When break time starts, kids line up before they go out and join different games that are set up across the school yard. The games are facilitated by coaches, older children who also learn leadership skills this way. Playworks provides simple tools and strategies for dealing with conflict and treating each other with respect.
The motto of Jill Vialet, who founded the programme in 1996 under the name Sports4Kids: “Play matters”. Paul’s school came up with their own motto: “Every kid plays every day”.
In 2013, Playworks is directly serving 185,000 students in 23 cities in the US, and another 275,000 through training services. Playworks is also now up and running in many schools across Ireland.
How you can join in Ireland
Before introducing the programme to a school, teachers attend workshops or can visit an Open Day to see how it works.
Galway Education Centre is a Playworks hub hosting training events and acting as the central point for all things Playworks in the West of Ireland. In Dublin, Castaheany Educate Together provides training and support to local schools

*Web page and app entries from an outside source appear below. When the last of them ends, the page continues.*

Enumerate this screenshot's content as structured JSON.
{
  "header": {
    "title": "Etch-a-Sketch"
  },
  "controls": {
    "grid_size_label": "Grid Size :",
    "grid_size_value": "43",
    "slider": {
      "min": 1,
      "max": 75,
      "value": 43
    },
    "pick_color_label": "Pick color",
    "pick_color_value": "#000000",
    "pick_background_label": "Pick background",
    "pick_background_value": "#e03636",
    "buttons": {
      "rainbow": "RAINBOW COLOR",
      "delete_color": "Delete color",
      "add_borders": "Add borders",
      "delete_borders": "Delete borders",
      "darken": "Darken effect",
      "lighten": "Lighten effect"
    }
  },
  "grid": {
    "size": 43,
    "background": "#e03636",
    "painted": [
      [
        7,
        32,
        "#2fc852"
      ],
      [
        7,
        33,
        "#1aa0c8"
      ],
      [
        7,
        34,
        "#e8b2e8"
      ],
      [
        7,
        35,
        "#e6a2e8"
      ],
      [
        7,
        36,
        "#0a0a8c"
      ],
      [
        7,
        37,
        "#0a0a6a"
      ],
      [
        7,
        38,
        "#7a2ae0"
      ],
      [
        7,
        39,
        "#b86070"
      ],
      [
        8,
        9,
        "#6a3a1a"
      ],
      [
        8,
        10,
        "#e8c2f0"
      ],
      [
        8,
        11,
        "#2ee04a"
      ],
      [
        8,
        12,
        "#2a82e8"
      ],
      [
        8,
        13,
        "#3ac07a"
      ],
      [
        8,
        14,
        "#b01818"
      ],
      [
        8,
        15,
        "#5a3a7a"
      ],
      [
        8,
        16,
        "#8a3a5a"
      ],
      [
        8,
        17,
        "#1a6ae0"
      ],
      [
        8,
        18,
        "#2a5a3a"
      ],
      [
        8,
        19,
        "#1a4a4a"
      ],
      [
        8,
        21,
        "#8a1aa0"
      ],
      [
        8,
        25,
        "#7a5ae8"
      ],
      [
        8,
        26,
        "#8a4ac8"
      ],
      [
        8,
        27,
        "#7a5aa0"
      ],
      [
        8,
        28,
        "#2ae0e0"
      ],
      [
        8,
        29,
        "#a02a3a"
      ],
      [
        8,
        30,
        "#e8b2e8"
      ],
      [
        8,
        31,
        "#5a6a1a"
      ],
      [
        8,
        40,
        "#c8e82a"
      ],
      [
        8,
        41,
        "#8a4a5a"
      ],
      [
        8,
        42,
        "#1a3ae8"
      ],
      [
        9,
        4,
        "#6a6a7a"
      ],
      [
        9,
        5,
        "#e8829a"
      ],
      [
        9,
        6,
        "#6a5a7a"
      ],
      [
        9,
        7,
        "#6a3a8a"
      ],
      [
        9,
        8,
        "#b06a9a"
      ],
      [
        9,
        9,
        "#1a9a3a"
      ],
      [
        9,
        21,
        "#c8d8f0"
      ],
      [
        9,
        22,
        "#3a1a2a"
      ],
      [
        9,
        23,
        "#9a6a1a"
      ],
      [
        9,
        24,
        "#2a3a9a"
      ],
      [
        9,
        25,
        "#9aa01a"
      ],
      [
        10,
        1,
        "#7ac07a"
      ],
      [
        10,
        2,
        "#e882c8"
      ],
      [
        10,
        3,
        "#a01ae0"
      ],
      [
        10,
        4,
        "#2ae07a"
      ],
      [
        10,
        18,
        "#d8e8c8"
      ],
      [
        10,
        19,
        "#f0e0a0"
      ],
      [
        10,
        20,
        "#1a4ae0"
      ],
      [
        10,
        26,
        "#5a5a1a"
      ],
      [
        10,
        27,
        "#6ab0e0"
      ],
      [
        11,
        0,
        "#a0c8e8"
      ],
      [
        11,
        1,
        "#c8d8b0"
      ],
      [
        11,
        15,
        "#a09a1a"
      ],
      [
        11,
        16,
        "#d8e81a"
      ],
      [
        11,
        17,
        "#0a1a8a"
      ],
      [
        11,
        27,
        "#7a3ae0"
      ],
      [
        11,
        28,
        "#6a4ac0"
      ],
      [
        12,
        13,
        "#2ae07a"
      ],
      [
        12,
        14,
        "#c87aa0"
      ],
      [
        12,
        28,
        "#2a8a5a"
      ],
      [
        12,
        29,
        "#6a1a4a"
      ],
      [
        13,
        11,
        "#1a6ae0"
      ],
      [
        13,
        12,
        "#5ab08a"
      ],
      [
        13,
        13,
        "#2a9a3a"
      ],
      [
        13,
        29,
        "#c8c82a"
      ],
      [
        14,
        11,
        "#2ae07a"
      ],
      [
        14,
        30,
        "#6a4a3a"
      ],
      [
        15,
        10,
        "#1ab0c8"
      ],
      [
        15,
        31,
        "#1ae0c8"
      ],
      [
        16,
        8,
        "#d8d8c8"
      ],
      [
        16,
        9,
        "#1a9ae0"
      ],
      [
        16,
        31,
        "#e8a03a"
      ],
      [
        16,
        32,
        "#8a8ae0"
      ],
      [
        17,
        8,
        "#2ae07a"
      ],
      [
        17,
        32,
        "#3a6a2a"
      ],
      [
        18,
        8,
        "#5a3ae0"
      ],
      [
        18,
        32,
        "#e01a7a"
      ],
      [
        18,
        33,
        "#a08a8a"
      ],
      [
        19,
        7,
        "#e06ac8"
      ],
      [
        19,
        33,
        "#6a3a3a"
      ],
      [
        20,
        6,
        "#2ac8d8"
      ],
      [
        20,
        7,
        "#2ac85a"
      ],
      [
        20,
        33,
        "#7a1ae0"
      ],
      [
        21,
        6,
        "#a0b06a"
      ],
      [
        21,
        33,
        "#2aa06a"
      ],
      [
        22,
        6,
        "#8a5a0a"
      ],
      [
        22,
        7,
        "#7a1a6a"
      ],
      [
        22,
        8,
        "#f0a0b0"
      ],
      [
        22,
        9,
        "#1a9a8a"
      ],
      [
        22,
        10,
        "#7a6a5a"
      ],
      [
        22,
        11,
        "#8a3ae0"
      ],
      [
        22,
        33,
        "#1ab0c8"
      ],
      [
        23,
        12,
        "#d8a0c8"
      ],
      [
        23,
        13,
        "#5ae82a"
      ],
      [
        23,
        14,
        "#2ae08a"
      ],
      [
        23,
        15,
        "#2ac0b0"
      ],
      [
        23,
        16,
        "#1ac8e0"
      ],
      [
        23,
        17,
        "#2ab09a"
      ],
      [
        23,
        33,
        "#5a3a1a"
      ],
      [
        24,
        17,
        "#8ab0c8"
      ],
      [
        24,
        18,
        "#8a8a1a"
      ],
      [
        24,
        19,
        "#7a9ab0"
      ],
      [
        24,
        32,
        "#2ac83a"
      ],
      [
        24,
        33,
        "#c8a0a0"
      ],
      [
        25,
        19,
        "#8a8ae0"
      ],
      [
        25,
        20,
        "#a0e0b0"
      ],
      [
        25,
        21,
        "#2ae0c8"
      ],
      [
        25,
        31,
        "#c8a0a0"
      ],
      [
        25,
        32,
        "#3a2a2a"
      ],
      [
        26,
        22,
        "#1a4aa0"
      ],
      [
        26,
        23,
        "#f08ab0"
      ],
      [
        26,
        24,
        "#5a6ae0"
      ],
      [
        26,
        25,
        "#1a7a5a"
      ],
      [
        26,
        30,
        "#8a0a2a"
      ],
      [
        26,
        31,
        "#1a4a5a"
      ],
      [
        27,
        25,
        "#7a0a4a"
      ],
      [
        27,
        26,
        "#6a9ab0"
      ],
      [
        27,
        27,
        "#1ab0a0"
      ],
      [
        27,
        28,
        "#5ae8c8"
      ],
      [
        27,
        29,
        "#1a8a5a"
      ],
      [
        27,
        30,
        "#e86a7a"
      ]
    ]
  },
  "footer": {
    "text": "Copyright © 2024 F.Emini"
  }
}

There are upcoming trainig days planned before Christmas, register your interest now on ChangeX to save your seat.
Roots of Empathy – Invite a baby to your school lessons
Does the picture of a baby being a teacher sound ridiculous to you? That is exactly the idea behind the innovative programme Roots of Empathy that was developed in Canada in 1999.
In this experiential learning session, a parent brings his or her baby to a classroom on 9 occasions over the course of a school year. A Roots of Empathy instructor uses the baby to help children identify and reflect on their own feelings and the feelings of others. This “emotional literacy” taught in the programme lays the foundation for more safe and caring classrooms.
The belief Mary Gordon, who founded the programme that has reached 600,000 children worldwide is this:
The questions we ask are more about what you think and what do you feel and what are your dreams. They really get to the emotional life of the child. It’s not enough to teach their minds we have to teach their hearts. The idea of social emotional learning has to have a safe pocket in schools.
Research has shown that Roots of Empathy has a dramatic effect in reducing levels of aggression among schoolchildren: An increase in pro-social behaviour in up to 65% of participating students and a decrease in aggression in up to 39% .
How you can join in Ireland
Led by Barnardos and the H.S.E West, the programme is now running in over 200 schools across Ireland but there could be more. Barnardos helps schools in Ireland to get the programme started.
These are just five innovations on how you can bring new teaching methods for fostering empathy in children to the classroom and eventually to our society. Have you come across more beneficial ideas that have shown an impact in cultivating empathy at an early stage of a child’s development? Let us know about them in the comments below.
In order to learn more about all these social innovations and more ideas around improving education in your community, visit changex.org.